Manchester United are overhauling their squad after letting squad players go and seeing Edwin Van Der Saar and Paul Scholes retire. Chelsea want the subtlety of Luka Modric to continue the renewal of their squad after the January purchases of David Luiz and Fernando Torres.
However, as Manchester City start the season, they'll have to spend most of their time not looking to improve, but resolving errors of the previous years. For a side that is so used to calamity, it's perhaps no surprise that even money hasn't solved their tendency towards self-sabotage. Perhaps, more fairly, going from strugglers to title ambitions so quickly was always going to be a messier business than a billionaire owner, and fans, would hope.
Most pressingly, the brains trust of Garry Cook, Brian Marwood and Roberto Mancini have to replace Carlos Tevez. As much as the move was inevitable - Tevez is a consistent agitator for all his self-conscious crowd pleasing - the fact is that he is almost impossible to replace.
On the pitch at least, he is committed , selfless and in the finest form of his career. City will expect that Edin Dzeko is more likely than not to finally succeed. However, even if he finds form it would be foolish to begin the season with just Dzeko and Mario Balotelli, the darts and women's prison fanatic.
They have other strikers. One is Emmanuel Adebayor, ostracised to the point of no return. They have Craig Bellamy, cut out because he puts his knees before Mancini's training demands. They have Roque Santa Cruz, a man with one good season in the last five. Jo is now a striker whose potential has now been swapped for regret, each loan move generating nothing more than diminishing returns.
All are on wages so high that any potential buyers simply cannot afford them. That so few clubs are willing to take a risk on these pricey and variously spoilt players, highlights the short sightedness of Manchester City's policy.
Having to accommodate unwanted players - even to train with the youth team - isn't just bad for morale. Unhappy players will pass on their dissent to other squad members, but it is also a drain on financial resources. As rich as Manchester City are, Financial Fair Play potentially means that it's no longer sustainable to keep hold of disgruntled talent. This is potentially not such a disaster for City as it might be for other clubs after they signed a £400 million deal with Etihad to rename their council-owned stadium.
Difficulties may arise should the agreement falls through. If common sense prevails, and there's no guarantee it will, an outrageously overpriced sponsorship deal between two state-owned companies should be seen as a slight-of-hand trick, and not a genuine business deal. Their Abu Dhabi wealth has bought them their league position, some very talented players, and entry to the Champions League. However, if they are going to make a significant impact on Europe, they need at least three far superior players. Manchester City's problem is that beyond money, they just can't offer what their rivals can.
To the players that would markedly improve them, who are available, they are not the most attractive club. Wesley Sneijder would rather join Manchester United, and Samir Nasri was rumoured to think the same. Luka Modric has his heart set on Chelsea.
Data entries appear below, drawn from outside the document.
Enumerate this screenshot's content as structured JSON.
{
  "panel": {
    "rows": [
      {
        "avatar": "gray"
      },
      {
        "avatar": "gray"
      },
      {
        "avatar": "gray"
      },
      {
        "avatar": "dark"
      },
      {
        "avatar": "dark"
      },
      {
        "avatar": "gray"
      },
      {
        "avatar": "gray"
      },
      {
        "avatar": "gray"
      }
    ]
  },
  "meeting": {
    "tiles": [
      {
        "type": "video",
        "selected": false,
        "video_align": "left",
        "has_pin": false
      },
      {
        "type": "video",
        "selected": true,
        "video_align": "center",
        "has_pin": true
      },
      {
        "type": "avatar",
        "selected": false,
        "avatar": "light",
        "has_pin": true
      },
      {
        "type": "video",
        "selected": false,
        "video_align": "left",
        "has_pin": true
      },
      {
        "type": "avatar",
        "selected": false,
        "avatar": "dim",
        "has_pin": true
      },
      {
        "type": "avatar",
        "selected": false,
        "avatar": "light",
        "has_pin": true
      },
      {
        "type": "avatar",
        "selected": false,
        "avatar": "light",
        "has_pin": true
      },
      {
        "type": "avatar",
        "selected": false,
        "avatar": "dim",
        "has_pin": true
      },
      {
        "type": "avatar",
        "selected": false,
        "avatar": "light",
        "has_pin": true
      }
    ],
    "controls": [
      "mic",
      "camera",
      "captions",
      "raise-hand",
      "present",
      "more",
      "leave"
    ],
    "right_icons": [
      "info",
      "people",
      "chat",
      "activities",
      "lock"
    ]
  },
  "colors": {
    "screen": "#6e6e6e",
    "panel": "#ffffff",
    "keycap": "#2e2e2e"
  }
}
If they get Samir Nasri, it's not because he wants to join Manchester City, it's because Arsene Wenger will have succeeded in keeping him out of United's clutches.
Money is enough to buy most available players, but it rarely persuades those of the quality that separates title winners from runners-up. Manchester United and Barcelona offer the best chance of trophies, and point to regular achievement on every front. Real Madrid, too, have the same prestige. For City there is no quick fix to bridge this gap. The focus needed is simply spread too thin, as they resolve one problem after another.
There are deeper problems. With the requirements of certain number of young, home-grown players, City are struggling. Manchester United and Barcelona both have a common sense approach here. Barcelona invest heavily in developing their own and United buy the best young players.
Vladimir Weiss and Stefan Savic are excellent prospects, but there's nobody else confidently expected to break through, and there's little emphasis on youth getting its chance either. Micah Richards might be cited as the exception to that rule. However, Micah Richards is one of the weakest players in the first team.
While emerging players are cheaper to sign, they bring an additional benefit. Young players refresh a squad, and push senior players perform to keep their place. It's not a disastrous situation, but a lack of it adds to a sense of stagnation.
Unless City have an exceptionally efficient solution, this year may be one for consolidation. The worry is that although all these matters will take time to resolve, time is just one of the requirements. Plenty of clubs plan for the future, invest in infrastructure and aim for Europe, but few ever achieve anything of note.
It can take a genius to deliver sustained success, and City definitely don't have that yet. Manchester City might have impressive ambitions, but their plan to achieve them so quickly will ultimately hold them back.